Your Guide To Impact Investing
For more than four years, I’ve been covering impact investing as a regular Forbes contributor and have written hundreds of pieces about the space. Here’s the thing: most impact investments are only open to wealthy people. This is a guide to impact investing for everyone else, the 98 percent of the population who don’t meet the criteria for investing with the wealthy.
The term impact investing, I’ve realized, is new enough that even professional investors aren’t yet familiar with it, let alone the typical investor. Impact investing refers to the idea of investing in businesses that will cause a social benefit. Most liken it to philanthropy but with the added benefit of a financial return.
An easy example is to consider my 2013 article about Vital Capital, which invested in a community Agribusiness, moderate income housing and a medical center in Angola.
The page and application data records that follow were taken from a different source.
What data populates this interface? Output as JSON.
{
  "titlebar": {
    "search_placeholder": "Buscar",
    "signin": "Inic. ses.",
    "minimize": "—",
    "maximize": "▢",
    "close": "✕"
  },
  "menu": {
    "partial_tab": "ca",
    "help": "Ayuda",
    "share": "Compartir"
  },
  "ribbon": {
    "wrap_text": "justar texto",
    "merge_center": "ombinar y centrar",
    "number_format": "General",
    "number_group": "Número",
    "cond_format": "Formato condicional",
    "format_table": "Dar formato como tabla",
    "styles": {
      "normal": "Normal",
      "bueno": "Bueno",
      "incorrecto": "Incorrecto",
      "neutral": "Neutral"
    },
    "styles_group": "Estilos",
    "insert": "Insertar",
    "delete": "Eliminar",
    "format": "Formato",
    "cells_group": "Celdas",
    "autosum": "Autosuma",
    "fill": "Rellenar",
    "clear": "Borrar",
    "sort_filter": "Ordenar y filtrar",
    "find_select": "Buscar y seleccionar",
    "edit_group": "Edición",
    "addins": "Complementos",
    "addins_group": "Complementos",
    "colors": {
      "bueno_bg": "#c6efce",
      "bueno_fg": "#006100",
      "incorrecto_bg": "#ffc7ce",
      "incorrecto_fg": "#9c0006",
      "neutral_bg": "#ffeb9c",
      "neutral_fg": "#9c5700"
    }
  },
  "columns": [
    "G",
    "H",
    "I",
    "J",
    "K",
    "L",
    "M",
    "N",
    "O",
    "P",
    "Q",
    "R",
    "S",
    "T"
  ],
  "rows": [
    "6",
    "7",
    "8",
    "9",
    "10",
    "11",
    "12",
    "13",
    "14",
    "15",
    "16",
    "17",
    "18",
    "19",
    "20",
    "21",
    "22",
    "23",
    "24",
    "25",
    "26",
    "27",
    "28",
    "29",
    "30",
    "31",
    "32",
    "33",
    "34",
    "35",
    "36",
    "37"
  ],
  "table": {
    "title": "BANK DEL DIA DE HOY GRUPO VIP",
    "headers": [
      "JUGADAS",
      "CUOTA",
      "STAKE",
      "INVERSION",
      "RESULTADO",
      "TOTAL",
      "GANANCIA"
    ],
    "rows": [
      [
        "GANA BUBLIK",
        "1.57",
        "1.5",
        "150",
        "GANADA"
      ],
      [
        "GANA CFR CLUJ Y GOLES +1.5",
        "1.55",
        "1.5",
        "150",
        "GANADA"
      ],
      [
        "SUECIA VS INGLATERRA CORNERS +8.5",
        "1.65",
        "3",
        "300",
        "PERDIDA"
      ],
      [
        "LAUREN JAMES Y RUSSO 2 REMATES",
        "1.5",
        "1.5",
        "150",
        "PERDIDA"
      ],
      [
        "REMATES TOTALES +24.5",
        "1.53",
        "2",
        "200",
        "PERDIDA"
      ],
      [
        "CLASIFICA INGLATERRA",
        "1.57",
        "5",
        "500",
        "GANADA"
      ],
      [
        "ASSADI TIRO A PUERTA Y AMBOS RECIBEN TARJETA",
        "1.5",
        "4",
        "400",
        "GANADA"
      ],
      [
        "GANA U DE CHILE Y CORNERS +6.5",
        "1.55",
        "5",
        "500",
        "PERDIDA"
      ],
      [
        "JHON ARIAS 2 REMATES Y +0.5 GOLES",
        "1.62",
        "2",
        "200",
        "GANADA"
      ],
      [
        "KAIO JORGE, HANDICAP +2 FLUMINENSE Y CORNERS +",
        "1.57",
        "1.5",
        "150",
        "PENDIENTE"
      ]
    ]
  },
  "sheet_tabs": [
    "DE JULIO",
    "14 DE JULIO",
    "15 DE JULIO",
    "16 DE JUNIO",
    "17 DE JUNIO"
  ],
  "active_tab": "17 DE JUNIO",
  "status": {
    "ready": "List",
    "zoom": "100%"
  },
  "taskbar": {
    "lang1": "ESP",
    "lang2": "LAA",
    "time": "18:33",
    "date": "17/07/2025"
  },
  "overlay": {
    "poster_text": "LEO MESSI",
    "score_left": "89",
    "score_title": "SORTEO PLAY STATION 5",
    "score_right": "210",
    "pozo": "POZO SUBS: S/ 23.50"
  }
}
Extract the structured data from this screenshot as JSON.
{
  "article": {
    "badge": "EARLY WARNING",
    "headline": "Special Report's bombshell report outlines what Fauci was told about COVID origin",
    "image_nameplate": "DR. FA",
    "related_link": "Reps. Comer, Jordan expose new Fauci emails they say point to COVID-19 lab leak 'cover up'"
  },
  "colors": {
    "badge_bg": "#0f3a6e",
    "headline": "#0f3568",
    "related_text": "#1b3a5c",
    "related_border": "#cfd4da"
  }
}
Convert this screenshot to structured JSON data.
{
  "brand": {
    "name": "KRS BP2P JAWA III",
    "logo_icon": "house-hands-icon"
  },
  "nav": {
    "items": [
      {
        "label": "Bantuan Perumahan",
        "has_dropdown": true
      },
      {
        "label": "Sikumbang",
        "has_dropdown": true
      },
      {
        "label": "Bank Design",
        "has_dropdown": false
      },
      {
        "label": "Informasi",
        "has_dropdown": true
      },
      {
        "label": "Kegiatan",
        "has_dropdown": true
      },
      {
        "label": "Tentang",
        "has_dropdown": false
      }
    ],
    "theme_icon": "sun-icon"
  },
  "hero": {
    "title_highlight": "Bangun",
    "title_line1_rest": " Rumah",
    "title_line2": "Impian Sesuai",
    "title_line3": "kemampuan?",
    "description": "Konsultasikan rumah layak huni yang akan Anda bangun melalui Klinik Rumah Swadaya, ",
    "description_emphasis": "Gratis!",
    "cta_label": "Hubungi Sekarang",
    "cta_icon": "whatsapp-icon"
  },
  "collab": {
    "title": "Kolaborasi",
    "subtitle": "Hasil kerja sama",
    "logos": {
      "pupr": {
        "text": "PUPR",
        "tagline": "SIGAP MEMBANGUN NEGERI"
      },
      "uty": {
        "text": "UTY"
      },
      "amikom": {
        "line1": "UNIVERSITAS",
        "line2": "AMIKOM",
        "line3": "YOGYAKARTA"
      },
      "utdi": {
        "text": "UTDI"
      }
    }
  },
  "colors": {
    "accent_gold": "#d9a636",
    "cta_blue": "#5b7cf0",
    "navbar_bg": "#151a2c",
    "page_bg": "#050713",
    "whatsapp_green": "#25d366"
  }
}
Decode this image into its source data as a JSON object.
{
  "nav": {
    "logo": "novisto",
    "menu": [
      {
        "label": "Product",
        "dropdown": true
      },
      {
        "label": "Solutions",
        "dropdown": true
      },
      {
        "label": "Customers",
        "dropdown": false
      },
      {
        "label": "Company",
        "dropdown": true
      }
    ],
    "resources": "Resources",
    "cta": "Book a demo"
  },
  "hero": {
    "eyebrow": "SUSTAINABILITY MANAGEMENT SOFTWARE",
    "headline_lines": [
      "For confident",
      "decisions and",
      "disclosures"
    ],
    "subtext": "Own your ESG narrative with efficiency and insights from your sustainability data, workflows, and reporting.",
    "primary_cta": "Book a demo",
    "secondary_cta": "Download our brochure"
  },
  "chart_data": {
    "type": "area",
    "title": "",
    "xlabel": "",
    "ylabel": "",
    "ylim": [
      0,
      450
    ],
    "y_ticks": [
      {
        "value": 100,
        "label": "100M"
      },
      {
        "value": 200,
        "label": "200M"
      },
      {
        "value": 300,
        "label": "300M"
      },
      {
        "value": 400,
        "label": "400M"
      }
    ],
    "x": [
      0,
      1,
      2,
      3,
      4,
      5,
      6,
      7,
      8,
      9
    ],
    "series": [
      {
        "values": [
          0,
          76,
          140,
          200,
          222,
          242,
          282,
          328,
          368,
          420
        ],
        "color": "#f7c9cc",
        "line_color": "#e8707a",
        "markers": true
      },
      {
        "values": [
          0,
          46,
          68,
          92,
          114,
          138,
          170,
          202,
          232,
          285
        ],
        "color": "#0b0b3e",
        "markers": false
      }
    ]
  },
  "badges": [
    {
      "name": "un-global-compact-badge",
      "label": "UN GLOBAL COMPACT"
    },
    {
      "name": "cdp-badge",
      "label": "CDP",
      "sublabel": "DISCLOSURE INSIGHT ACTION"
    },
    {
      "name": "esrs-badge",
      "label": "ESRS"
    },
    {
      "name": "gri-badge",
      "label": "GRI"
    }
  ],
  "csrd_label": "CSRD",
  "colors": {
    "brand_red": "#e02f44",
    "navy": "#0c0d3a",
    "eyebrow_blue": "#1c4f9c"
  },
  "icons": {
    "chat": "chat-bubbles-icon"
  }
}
Charities also engage in providing food, housing and health care in Angola, but Vital Capital invests in those activities—earning high returns along the way.